**TASK BRIEF:**
The required result is every line of the records that includes "does".

**DATA FOR PROCESSING:**
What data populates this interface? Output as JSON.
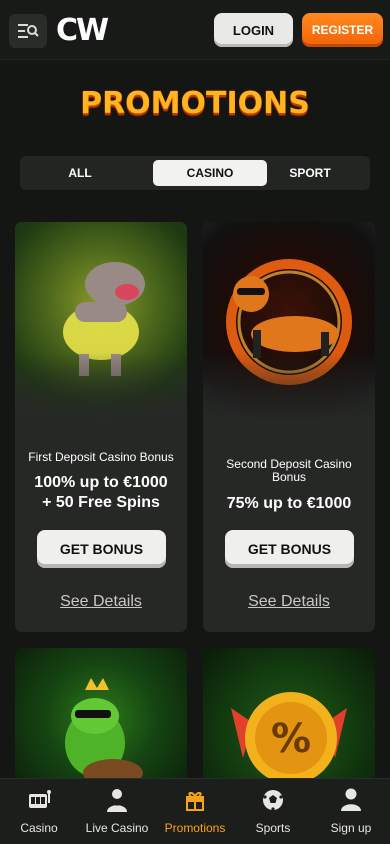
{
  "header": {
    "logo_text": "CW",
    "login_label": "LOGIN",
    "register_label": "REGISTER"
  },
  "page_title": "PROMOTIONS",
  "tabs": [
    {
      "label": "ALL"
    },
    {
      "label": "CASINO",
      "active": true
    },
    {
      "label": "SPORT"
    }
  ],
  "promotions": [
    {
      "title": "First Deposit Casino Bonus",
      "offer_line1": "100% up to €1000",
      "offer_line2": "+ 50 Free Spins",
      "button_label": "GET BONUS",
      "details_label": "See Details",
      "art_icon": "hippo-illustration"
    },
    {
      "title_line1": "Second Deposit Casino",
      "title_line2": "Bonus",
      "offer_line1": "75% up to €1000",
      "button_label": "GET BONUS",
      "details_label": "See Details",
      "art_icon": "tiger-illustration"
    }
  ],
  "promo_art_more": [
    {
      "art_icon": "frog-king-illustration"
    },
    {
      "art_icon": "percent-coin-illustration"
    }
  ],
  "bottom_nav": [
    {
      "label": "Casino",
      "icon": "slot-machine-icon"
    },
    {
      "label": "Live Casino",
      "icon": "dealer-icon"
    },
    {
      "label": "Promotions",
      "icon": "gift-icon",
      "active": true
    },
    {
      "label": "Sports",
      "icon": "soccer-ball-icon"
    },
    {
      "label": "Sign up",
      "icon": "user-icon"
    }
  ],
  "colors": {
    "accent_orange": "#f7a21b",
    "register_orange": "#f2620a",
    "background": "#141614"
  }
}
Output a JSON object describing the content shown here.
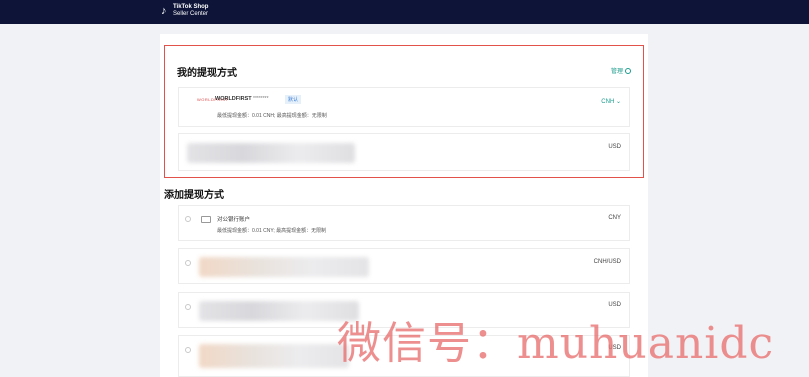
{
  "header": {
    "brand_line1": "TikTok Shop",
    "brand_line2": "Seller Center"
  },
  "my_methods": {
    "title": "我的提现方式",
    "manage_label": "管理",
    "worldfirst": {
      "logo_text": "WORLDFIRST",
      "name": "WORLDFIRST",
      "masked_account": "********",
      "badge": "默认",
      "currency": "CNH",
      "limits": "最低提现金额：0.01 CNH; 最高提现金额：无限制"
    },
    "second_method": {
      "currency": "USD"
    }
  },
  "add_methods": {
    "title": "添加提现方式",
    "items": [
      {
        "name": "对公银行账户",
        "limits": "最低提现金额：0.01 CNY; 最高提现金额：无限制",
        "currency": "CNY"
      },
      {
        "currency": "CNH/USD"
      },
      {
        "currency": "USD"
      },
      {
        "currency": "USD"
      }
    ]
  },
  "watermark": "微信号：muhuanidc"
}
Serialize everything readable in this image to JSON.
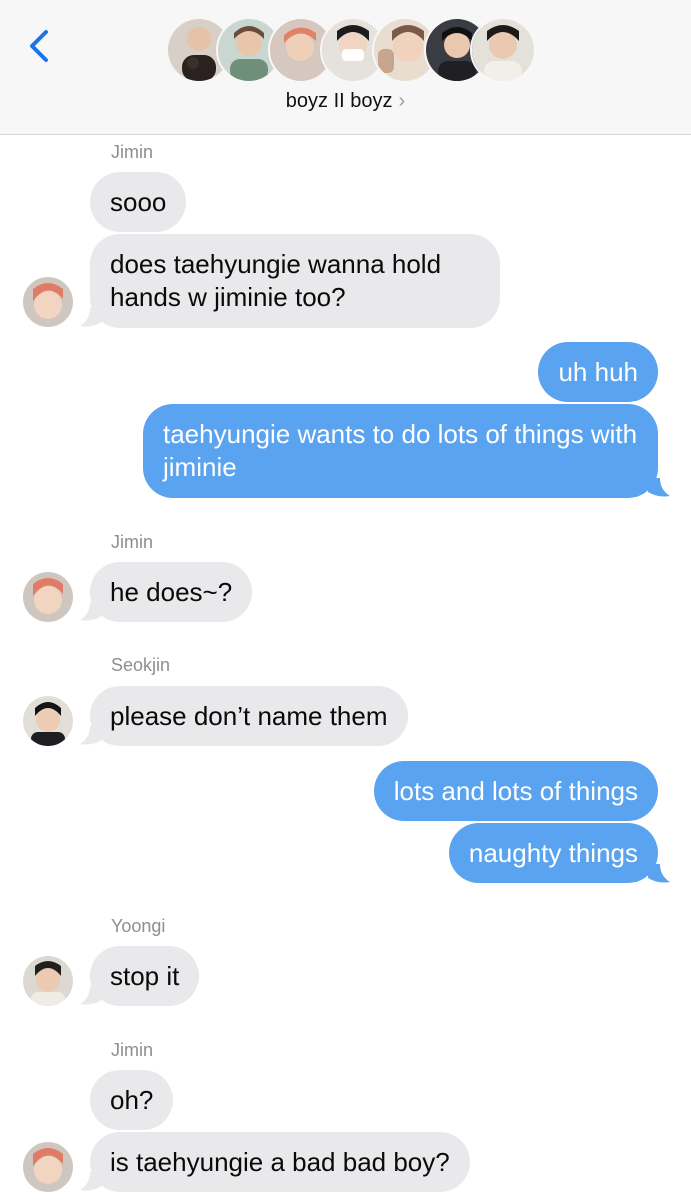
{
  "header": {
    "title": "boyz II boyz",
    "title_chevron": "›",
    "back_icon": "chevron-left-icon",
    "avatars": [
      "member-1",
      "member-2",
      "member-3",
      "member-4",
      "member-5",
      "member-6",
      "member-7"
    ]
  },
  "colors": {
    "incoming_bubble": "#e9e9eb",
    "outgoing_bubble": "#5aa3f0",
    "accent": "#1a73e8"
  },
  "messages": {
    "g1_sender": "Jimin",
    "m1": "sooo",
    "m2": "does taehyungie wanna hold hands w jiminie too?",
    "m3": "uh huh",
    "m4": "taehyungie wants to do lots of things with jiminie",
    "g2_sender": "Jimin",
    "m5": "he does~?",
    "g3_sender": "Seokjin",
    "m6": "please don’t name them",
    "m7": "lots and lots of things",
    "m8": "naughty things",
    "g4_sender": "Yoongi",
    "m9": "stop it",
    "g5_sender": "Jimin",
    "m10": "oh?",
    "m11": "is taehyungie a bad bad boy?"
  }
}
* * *
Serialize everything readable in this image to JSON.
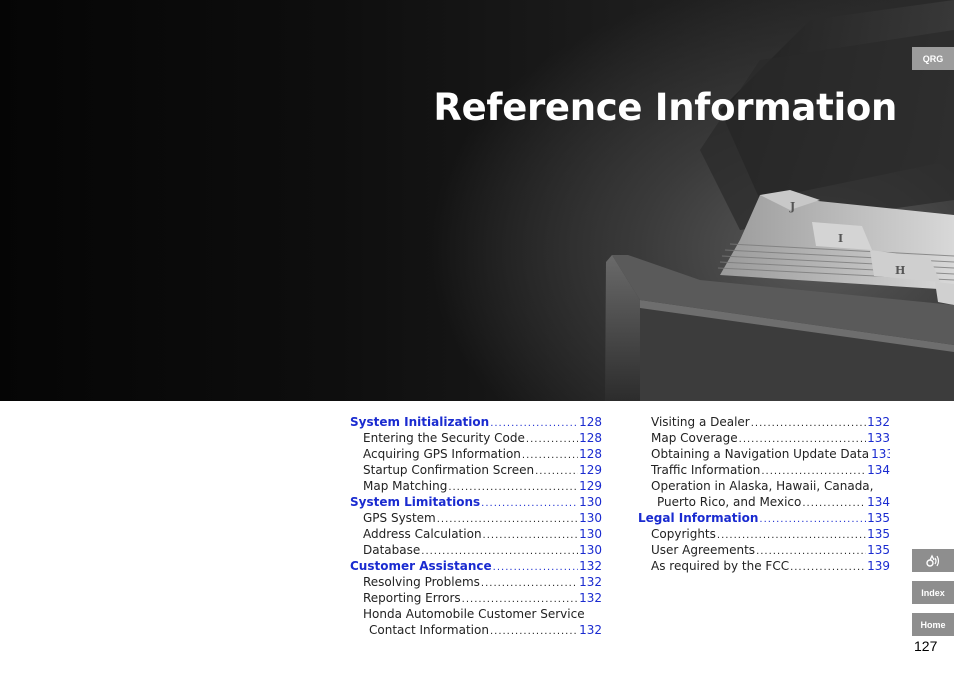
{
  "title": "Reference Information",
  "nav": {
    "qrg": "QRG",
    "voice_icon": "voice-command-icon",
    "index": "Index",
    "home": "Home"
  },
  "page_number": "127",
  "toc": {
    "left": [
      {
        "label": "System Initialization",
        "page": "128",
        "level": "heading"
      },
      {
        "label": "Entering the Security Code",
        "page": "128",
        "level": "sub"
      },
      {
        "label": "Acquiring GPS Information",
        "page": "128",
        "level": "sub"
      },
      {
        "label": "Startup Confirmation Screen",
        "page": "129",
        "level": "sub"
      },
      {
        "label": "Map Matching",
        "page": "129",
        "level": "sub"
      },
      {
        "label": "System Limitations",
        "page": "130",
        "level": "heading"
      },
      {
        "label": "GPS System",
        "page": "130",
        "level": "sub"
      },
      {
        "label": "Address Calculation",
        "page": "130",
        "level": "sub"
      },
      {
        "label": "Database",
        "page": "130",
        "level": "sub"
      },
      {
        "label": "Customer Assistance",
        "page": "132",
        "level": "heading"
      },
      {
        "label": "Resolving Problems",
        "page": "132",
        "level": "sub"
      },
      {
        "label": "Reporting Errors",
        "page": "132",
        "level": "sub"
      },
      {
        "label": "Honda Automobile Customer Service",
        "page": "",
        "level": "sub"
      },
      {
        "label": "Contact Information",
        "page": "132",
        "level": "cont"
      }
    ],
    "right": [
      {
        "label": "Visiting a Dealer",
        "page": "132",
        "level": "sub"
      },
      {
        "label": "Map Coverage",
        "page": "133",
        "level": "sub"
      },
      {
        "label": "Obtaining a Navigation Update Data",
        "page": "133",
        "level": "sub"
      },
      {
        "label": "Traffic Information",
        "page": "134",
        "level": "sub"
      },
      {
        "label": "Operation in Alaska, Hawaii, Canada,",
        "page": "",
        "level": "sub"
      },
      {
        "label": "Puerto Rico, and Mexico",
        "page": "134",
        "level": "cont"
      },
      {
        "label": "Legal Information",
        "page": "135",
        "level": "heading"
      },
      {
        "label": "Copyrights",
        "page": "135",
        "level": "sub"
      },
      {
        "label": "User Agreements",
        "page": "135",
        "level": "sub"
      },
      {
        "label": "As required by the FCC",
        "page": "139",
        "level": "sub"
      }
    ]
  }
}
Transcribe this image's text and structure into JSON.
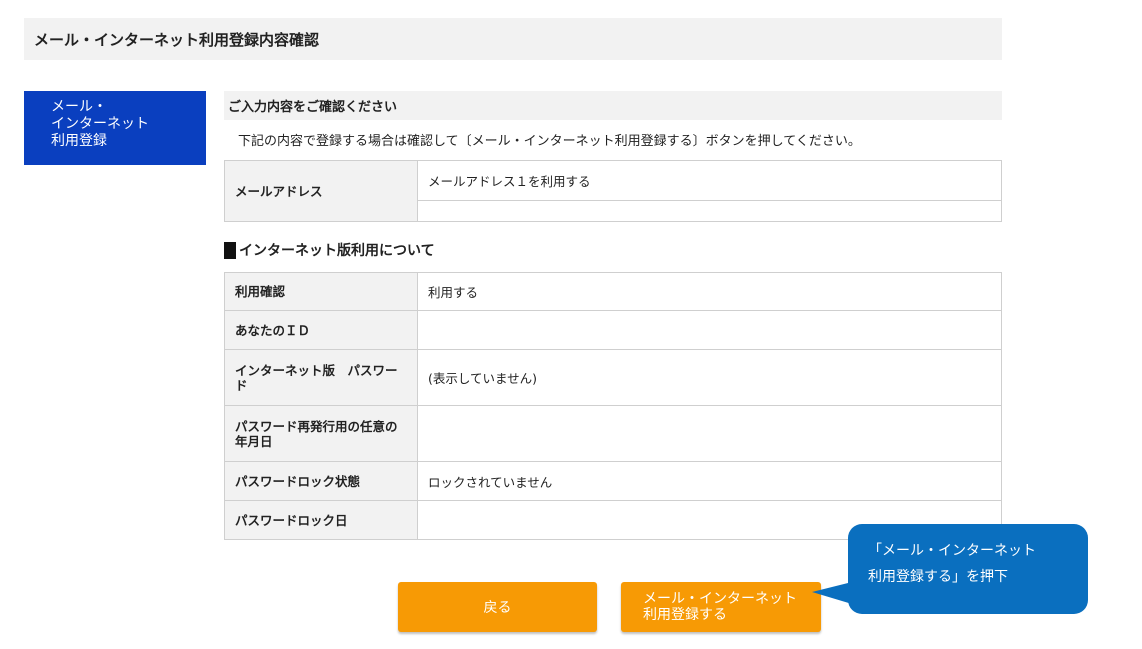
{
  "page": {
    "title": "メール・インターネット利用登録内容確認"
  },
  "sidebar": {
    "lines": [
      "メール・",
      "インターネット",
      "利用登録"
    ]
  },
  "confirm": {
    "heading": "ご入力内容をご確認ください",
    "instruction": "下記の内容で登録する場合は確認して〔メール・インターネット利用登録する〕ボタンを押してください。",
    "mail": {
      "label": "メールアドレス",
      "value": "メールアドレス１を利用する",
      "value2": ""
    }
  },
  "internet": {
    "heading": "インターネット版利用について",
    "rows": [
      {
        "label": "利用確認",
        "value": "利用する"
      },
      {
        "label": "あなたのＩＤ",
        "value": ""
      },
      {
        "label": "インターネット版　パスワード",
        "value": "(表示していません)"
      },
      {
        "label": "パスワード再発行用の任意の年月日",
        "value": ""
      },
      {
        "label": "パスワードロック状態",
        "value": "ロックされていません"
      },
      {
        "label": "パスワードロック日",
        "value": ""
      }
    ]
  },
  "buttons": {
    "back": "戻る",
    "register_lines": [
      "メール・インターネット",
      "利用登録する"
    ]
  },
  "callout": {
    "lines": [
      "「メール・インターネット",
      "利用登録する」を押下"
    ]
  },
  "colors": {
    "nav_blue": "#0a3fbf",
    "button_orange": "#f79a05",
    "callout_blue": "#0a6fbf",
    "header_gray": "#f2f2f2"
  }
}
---
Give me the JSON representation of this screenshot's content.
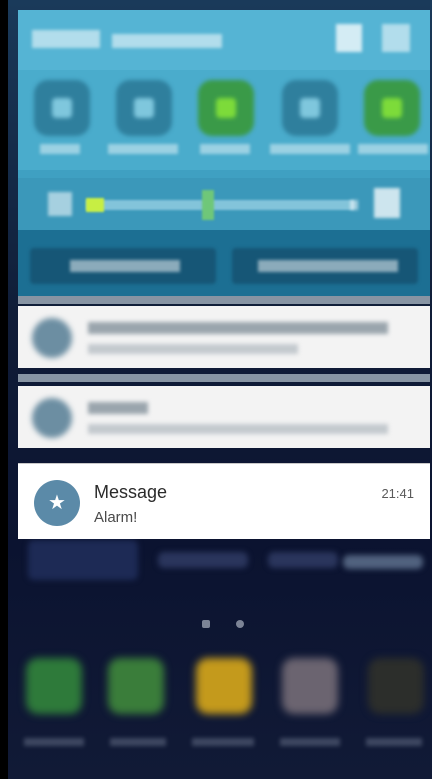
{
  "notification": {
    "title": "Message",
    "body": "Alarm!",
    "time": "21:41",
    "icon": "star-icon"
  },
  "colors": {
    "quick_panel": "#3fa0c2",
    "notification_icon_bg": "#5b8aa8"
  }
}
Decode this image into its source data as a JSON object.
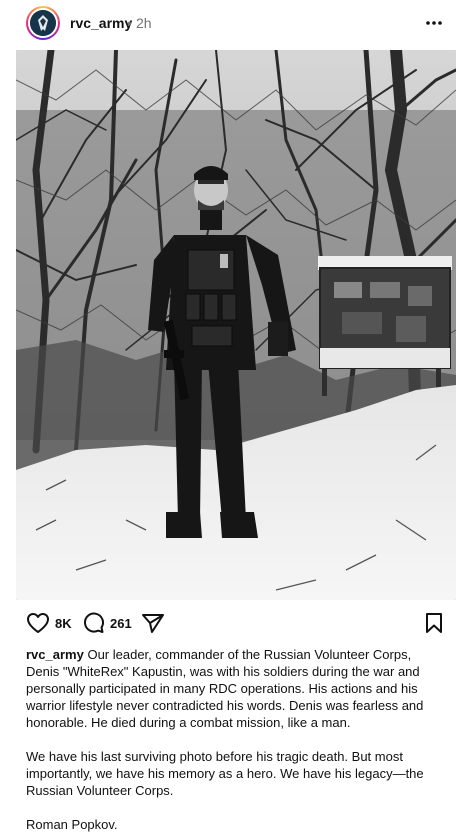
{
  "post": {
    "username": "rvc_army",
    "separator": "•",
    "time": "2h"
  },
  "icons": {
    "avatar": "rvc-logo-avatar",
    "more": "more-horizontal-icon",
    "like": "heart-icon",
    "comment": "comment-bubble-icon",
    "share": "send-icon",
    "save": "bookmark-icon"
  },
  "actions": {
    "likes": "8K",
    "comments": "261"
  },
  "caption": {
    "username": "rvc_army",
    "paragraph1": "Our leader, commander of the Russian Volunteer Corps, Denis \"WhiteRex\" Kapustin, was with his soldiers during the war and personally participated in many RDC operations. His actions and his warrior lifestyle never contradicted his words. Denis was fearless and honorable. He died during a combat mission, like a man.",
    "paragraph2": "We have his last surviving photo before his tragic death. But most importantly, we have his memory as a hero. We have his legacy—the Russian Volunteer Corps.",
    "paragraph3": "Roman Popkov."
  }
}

**SOLUTION TO THIS EXERCISE:**
    "m2": "does taehyungie wanna hold hands w jiminie too?",
    "m5": "he does~?",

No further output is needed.